You can actually see how I work with the human formation of Catholic clinicians by checking out my recent 3-hour webinar for the Catholic Psychological Association titled “Of Beams and Specks: Therapist-Focused Consultation” – the order form is here (only $30 for CPA members, $60 for non-members), and the description is here. In that webinar, you’ll see me work with three Catholic clinicians, all ITC members on their human formation issues. Catholic clinicians or grad students can call or text me on my cell at 317.567.9594 or email me at [email protected] with any questions about joining the ITC.
If you’re not a therapist, please forward this to some therapist, counselor or grad student you know who might be interested.
New podcast episode
Next week, on Monday, August 1, be ready – the next Interior Integration for Catholics podcast episode will be released -- I am really excited about this one, it is titled “I Am a Rock: How Trauma Hardens us Against Being Loved.” So sign up for the IIC podcast on your favorite podcast player (Apple Podcasts, Spotify, Google Podcasts, etc.) and never miss an episode.
Thank you and keep me in your prayers! I will be praying for you as well.
Warm regards in Christ and His Mother,
P.S. Don’t forget – every Tuesday and Thursday from 4:30 to 5:30 PM Eastern time, I reserve for you and for all my other weekly reflection readers and podcast listeners. Those are my conversation hours. Reach out to me on my cell at 317.567.9594 or email me at [email protected] with any feedback, comments, questions, concerns, suggestions -- anything at all that is relevant to the weekly reflections or the podcast. This whole reflection was inspired by a call from a reader last week Thursday – so I do listen and respond. If I don’t answer the phone, I’m on another line. Leave a voicemail and I will call you back. I’ve never failed to return a call.

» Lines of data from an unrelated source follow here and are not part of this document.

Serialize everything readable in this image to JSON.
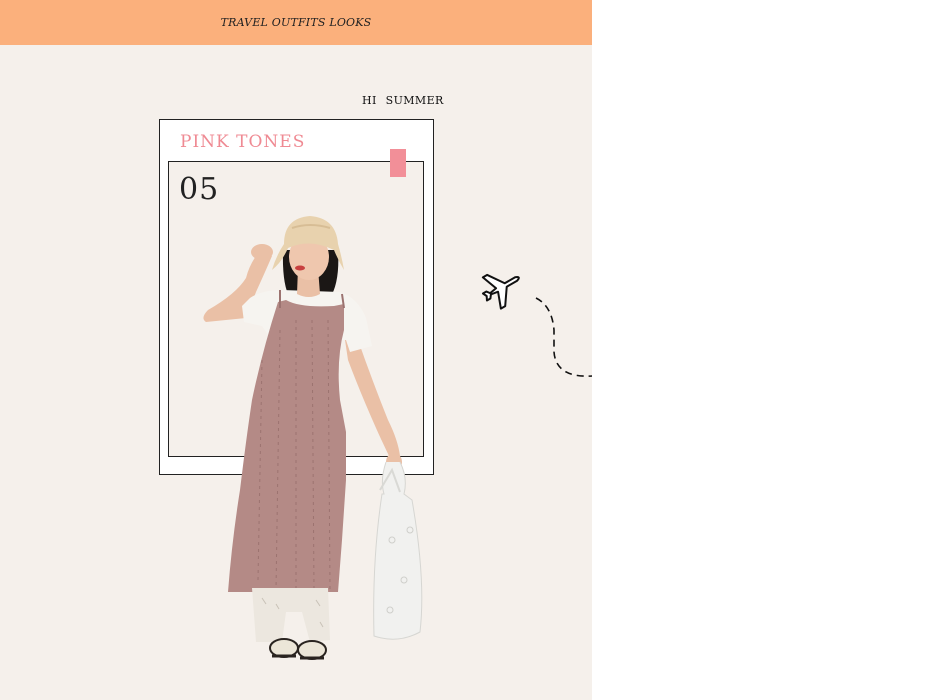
{
  "banner": {
    "title": "TRAVEL OUTFITS LOOKS"
  },
  "tagline": "HI  SUMMER",
  "card": {
    "heading": "PINK TONES",
    "number": "05"
  },
  "colors": {
    "banner": "#fbb07c",
    "background": "#f5f0eb",
    "accent": "#f28f98",
    "dress": "#b48a86"
  },
  "icons": [
    "airplane-icon",
    "dashed-flight-path"
  ]
}
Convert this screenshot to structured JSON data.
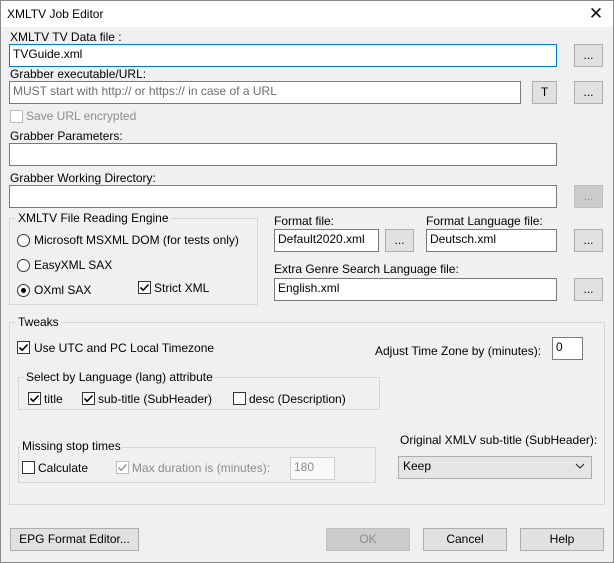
{
  "window": {
    "title": "XMLTV Job Editor",
    "close_glyph": "✕"
  },
  "data_file": {
    "label": "XMLTV TV Data file :",
    "value": "TVGuide.xml",
    "browse": "..."
  },
  "grabber": {
    "label": "Grabber executable/URL:",
    "placeholder": "MUST start with http:// or https:// in case of a URL",
    "t_button": "T",
    "browse": "..."
  },
  "save_url": {
    "label": "Save URL encrypted",
    "checked": false
  },
  "grabber_params": {
    "label": "Grabber Parameters:",
    "value": ""
  },
  "grabber_dir": {
    "label": "Grabber Working Directory:",
    "value": "",
    "browse": "..."
  },
  "engine": {
    "title": "XMLTV File Reading Engine",
    "options": [
      "Microsoft MSXML DOM (for tests only)",
      "EasyXML SAX",
      "OXml SAX"
    ],
    "selected": "OXml SAX",
    "strict": {
      "label": "Strict XML",
      "checked": true
    }
  },
  "format_file": {
    "label": "Format file:",
    "value": "Default2020.xml",
    "browse": "..."
  },
  "format_lang": {
    "label": "Format Language file:",
    "value": "Deutsch.xml",
    "browse": "..."
  },
  "genre_lang": {
    "label": "Extra Genre Search Language file:",
    "value": "English.xml",
    "browse": "..."
  },
  "tweaks": {
    "title": "Tweaks",
    "utc": {
      "label": "Use UTC and PC Local  Timezone",
      "checked": true
    },
    "adjust_tz": {
      "label": "Adjust Time Zone by (minutes):",
      "value": "0"
    },
    "lang_group": {
      "title": "Select by Language (lang) attribute",
      "title_cb": {
        "label": "title",
        "checked": true
      },
      "subtitle_cb": {
        "label": "sub-title (SubHeader)",
        "checked": true
      },
      "desc_cb": {
        "label": "desc (Description)",
        "checked": false
      }
    },
    "missing": {
      "title": "Missing stop times",
      "calculate": {
        "label": "Calculate",
        "checked": false
      },
      "max_duration": {
        "label": "Max duration is (minutes):",
        "checked": true,
        "value": "180"
      }
    },
    "orig_subtitle": {
      "label": "Original XMLV sub-title (SubHeader):",
      "selected": "Keep"
    }
  },
  "buttons": {
    "epg": "EPG Format Editor...",
    "ok": "OK",
    "cancel": "Cancel",
    "help": "Help"
  },
  "icons": {
    "check": "check-icon",
    "dropdown": "chevron-down-icon",
    "close": "close-icon"
  }
}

P.S.S. And forward this email. You know someone you would benefit from reading this. Forward it to him or her. Someone with a difficult relationship with their parents. Someone who might need to hear what is in this email. Discern a bit and then go with what you discern. Word-of-mouth and personal recommendations are the best way that Souls and Hearts has found to broaden our outreach. So send this far and wide to those who need it. And thank you.